Think back to any bonfires you’ve attended or late nights coming home from an event. Do you recall any squirrels scurrying around as you sat by the fire? Any memory of squirrels chattering by the birdfeeder as you returned home from that late-night event? The answer is likely, no. Most squirrels are not typically nocturnal animals, meaning that they usually operate during the day and sleep at night. Find out more about what squirrels do during the day, how they spend their nights, and who to call for Okanagan wildlife control.
Diurnal vs. Nocturnal Squirrels
Think about it, are squirrels nocturnal? For the most part, squirrels eat, mate, and forage during the day. They do their maniacal running back and forth across roads, and they bury their winter bounty in too many spots to count in the daylight hours. During the evening and throughout the night, squirrels stand posted in their nests for a little while and then head to bed by themselves or with a few other squirrels for safety and warmth. They are, by and large, not nocturnal.
Urban squirrels that most people are familiar with are diurnal, meaning they stay awake during the day and sleep during the night. However, some flying squirrels are nocturnal, meaning they head out of the nest during the nighttime hours and sleep the day away when it’s light out. Nocturnal squirrels include the Japanese flying squirrel and the Northern flying squirrel.
Why Are Most Squirrels Diurnal?
To answer this question, you must first consider, do squirrels hibernate? Many squirrels are diurnal because they do not fully hibernate or go into a deep torpor. Instead, many urban squirrels experience daily torpor and some extended torpor. The brown bear is an example of an animal that hibernates in deep torpor. The brown bear is no longer regulated by the circadian rhythm of its body in deep hibernation. During this state, its temperature drops, and all body functions slow.
The squirrel, however, is still regulated by circadian functions. This means that the squirrel is programmed to wake and eat at certain times; most activity happens during the light, and sleeping happens during the cover of night.
How Do Squirrels Avoid Predators?

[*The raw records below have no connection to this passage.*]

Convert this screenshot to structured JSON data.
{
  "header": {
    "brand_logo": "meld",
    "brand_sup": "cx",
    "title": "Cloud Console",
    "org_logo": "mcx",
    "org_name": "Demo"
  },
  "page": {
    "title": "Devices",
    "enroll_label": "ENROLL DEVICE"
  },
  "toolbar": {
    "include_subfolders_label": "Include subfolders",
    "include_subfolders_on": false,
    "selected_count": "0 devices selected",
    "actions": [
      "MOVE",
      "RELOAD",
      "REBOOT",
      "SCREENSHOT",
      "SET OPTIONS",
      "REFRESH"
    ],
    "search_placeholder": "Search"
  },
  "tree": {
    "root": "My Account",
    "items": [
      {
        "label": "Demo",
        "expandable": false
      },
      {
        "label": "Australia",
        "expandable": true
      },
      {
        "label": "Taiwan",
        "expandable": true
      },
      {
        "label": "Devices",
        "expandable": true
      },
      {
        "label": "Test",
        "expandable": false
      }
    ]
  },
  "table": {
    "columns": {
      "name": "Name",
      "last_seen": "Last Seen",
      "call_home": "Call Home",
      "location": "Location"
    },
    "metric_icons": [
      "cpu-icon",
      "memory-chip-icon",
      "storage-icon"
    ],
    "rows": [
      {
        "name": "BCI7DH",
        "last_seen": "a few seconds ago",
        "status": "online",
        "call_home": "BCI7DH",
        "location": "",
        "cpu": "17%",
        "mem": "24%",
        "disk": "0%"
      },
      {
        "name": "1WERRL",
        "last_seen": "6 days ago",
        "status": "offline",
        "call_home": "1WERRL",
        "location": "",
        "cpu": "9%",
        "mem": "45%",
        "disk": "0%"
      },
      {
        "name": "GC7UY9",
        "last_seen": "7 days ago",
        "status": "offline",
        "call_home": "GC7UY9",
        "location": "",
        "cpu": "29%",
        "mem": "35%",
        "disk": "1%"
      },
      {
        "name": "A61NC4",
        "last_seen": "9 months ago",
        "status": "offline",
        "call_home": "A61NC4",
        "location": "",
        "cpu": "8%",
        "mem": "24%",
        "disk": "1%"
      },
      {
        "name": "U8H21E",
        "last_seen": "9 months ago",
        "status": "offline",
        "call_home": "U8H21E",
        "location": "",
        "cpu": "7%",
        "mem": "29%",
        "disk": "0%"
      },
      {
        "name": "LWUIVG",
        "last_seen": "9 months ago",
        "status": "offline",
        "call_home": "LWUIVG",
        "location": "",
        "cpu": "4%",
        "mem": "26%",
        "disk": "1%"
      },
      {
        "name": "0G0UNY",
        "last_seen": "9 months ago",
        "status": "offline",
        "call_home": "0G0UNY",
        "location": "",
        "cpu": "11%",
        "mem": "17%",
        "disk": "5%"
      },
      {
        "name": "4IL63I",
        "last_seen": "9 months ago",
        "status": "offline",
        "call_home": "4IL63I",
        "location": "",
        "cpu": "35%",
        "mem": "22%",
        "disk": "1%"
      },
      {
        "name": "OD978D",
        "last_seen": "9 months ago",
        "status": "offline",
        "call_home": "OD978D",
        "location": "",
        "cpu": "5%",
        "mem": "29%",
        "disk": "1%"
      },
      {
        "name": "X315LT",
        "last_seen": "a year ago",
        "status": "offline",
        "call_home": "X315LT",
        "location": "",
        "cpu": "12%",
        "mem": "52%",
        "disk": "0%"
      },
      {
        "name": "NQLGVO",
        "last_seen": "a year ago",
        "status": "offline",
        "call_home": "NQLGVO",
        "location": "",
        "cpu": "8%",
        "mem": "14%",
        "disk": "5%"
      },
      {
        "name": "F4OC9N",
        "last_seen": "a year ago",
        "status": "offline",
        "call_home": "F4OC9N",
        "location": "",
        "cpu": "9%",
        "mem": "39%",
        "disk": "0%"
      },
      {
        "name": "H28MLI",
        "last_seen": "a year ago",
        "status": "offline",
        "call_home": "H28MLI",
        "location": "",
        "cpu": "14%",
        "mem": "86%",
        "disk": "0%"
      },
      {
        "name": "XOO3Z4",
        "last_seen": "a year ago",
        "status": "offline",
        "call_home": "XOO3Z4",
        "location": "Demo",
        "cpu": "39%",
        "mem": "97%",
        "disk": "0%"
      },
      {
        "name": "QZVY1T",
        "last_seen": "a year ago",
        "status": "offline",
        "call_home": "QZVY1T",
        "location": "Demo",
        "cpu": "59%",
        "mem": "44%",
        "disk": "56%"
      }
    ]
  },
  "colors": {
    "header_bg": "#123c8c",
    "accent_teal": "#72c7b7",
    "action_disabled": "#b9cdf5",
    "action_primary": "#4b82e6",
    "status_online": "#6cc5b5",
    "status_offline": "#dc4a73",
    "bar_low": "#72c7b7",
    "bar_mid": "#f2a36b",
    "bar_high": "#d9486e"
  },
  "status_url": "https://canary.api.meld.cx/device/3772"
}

Squirrels have excellent daytime vision but do not possess any nighttime vision benefits as some other animals do. While squirrels are foraging during the day or looking for mates, they can rely on their vision to keep them safe. They can see predators with their honed peripheral vision as they complete other tasks. These skills would be rendered useless during the night, and the squirrel helpless to nocturnal predators that have night vision. The predators that squirrels have to watch out for in the darkness include:
Where Do Squirrels Go at Night?
Squirrels head to their nests for safety during the night. Since predators are varied, squirrels have to make their homes in different places to ensure that they are safe from all kinds of threats. For the most part, squirrels will make their nests in trees, but not always.
Squirrels create leaf nests up to 20 feet in the air, lodged in the crux of branches. Leaf nests can be several feet wide and so dense-packed that predators cannot find the squirrel inside. Leaf nests are referred to as dreys.
Squirrels will also take cover in tree dens. Tree dens are areas of hollowed-out trees usually left by a bird, like a woodpecker. Dens are ideal nesting spots for winter, as they provide ample cover from predators and weather.
Unfortunately, your house is also among the top selections for squirrel nighttime nesting spots. Squirrels may find a way in through loose roofing and nest in your attic, seeking warm shelter.